I’m about to say something that a lot of you will find heretical, particularly coming from a published author: that sometimes, I think it is in fact possible to have too many books.
Believe me, I get it. Every time I see Disney’s Beauty and the Beast, and Belle starts singing about how the book she’s reading is so amazing, I am right there with her. And when the Beast gives her the peace offering of the giant library, I’m happily crying on her behalf that oh my yes, all is forgiven.
Because books are amazing. Shelves and shelves of unread books (whether those shelves are physical or virtual) represent, for me, a bountiful smorgasbord of potential. Having so many books to choose from is in many ways as exciting as actually diving into one and exploring what it has to offer. I’ll say straight out too that this has been a huge factor in my shift to ebooks for most of my reading—because ebooks mean I can carry that potential with me wherever I go.
And certainly, if the Me of My Childhood had had the slightest inkling of how many books the Me of My Adulthood can afford to buy, she might very possibly have squealed with joy. For six or seven straight days.
But here’s the thing: like a lot of other voracious power readers, my ability to acquire books far outstrips the pace at which I can actually read them. Some of the paperbacks on my physical To Read shelf have been there for well over ten years, and some are closing in on fifteen.
And I have to ask myself: “Honestly, Self, if you haven’t read a purchased book for nearly fifteen years, how interested in reading it could you have been in the first place?”
Because sure, I love that potential that a huge collection of books I haven’t read yet presents. I’ve even said more than once how learning French appeals to a part of my brain that’s ridiculously delighted at the prospect of an entire other language’s worth of books I haven’t read yet.
But at the end of the day, the whole point of it for me is not to buy ridiculous numbers of books I’ll never read. The point of it is to buy ridiculous numbers of books I will read. That dazzling array of potential on the To Read shelf is only meaningful if I actually take the time to read some of those books and let them deliver on their promises.
Otherwise, that mighty To Read shelf I have (over 1,300 titles on it according to my Goodreads account, tallying both physical and digital) becomes nothing more than a conversation starter, or a data point to toss around with fellow book geeks. (And if there’s anything I’ve learned in hanging out online with both SF/F and romance readers, it’s that OH MY YES both genres do love to amass stupendous piles of unread books. Let’s hear it for cross-genre solidarity!)
And y’know, if I’m going to commit to buying books, I want them to be something more than just conversational starters gathering dust on my shelves. If a book’s fetching blurb or beautiful cover lured me in enough that I actually put down some money on it, the least I can do is actually read the thing.
Which has meant for me, the last few years, that I’ve tried to scale back somewhat on my book purchasing and take more time to read the books I’ve already got. I’ve also been ramping up my use of the library to explore unfamiliar authors and verify if I’ll like their work before I actually commit to buying them. Which, as a happy side effect, has certainly improved my appreciation of our local libraries, which are awesome!

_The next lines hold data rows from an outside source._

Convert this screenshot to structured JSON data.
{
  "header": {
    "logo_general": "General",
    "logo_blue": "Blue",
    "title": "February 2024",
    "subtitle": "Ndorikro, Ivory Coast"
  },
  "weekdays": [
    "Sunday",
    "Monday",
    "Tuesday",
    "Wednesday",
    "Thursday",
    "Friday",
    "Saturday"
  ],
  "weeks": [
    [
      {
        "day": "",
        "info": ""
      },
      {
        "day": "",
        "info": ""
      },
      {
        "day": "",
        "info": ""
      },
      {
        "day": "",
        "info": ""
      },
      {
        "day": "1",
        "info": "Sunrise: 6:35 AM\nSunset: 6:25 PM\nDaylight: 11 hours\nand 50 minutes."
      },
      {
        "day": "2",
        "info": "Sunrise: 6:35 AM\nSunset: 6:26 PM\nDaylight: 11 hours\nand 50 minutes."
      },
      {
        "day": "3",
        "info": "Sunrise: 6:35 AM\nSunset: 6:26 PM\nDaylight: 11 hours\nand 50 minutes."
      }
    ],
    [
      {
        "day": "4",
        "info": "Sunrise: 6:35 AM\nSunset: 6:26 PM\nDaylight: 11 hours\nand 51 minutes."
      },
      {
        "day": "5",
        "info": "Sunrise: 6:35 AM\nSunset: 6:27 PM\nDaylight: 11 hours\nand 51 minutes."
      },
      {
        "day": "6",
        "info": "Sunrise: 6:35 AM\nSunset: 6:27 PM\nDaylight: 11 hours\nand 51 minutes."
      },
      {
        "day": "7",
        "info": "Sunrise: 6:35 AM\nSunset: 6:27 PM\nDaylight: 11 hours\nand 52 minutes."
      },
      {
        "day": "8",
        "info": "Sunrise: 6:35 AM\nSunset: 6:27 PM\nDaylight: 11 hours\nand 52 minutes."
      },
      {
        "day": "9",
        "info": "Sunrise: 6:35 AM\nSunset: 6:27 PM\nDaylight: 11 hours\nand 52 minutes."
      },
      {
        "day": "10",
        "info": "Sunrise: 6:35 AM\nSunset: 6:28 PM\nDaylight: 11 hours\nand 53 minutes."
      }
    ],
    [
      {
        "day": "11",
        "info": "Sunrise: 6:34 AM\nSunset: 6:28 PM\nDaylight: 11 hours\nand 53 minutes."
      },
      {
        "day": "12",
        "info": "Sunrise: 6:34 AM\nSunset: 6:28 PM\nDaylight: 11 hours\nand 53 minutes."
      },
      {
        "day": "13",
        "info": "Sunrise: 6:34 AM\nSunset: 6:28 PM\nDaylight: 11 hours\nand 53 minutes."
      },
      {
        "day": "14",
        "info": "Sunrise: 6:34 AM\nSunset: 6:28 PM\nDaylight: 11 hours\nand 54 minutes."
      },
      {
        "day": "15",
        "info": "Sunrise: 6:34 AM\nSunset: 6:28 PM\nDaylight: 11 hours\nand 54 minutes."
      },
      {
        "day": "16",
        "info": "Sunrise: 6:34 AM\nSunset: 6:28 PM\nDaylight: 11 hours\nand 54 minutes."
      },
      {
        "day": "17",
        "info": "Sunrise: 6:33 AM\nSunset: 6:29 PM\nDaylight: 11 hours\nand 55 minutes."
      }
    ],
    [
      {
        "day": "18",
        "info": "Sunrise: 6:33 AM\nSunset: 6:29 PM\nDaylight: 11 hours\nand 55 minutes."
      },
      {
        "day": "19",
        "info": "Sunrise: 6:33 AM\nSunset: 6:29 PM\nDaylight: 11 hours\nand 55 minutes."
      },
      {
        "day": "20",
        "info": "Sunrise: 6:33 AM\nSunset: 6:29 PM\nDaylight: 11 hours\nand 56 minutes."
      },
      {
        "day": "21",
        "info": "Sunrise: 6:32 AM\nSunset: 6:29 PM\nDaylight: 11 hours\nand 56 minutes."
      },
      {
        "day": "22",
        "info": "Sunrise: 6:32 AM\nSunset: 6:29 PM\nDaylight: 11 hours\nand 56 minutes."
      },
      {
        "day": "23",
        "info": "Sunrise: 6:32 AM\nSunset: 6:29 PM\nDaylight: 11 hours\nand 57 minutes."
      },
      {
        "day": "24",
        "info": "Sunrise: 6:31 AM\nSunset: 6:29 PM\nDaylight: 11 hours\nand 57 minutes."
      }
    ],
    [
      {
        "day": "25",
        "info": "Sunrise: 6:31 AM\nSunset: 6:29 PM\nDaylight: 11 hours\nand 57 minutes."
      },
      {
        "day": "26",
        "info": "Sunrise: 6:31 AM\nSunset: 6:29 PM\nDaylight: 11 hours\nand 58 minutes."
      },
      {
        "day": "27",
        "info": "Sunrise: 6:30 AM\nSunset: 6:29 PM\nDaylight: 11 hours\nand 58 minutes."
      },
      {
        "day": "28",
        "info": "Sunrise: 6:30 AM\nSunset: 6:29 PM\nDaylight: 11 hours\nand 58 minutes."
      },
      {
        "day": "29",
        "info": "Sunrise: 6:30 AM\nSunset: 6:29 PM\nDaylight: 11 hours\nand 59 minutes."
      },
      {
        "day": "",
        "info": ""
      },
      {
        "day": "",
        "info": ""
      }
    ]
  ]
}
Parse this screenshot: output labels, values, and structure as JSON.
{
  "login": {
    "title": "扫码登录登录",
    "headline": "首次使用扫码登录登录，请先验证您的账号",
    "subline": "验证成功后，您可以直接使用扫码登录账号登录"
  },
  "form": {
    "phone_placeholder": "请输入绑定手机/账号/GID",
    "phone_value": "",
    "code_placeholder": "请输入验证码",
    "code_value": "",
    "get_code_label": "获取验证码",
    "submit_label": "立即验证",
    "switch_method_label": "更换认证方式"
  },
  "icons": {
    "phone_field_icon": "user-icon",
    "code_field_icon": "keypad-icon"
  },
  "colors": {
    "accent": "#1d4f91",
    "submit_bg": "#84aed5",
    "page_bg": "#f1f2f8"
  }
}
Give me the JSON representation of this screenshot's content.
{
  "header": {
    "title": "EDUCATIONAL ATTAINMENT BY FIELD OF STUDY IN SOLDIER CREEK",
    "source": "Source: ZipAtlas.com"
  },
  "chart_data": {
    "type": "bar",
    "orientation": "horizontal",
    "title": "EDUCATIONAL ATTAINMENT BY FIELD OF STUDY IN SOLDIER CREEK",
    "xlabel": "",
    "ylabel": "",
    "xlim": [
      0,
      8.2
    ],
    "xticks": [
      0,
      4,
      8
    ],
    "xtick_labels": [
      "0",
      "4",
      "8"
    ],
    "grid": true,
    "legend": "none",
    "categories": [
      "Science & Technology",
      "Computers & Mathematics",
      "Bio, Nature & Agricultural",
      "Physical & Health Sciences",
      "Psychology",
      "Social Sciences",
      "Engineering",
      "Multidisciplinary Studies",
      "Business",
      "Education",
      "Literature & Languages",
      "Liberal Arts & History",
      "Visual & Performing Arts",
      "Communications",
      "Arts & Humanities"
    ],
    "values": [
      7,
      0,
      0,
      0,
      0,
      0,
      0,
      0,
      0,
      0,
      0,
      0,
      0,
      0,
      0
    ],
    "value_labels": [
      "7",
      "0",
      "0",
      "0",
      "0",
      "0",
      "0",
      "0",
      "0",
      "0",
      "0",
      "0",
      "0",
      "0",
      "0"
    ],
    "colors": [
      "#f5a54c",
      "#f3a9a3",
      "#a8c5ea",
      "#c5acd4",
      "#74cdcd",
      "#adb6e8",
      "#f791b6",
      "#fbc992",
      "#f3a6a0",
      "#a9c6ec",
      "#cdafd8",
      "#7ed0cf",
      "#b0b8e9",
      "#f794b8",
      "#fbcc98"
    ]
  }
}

So how about you, fellow readers? How overwhelmed are you by your To Read shelves? Got any titles you’ve kept around for embarrassing numbers of years that you haven’t read yet?
Consider taking a second look at those titles. Remind yourself why you bought them. And maybe, just maybe, you’ll find a wonderful story has been waiting for you all this time.
Angela, who writes as both Angela Highland and Angela Korra'ti, does indeed have too freggin' many books. But hey, if you want to chat with her about her books, come find her on angelahighland.com, on Facebook, or on Twitter!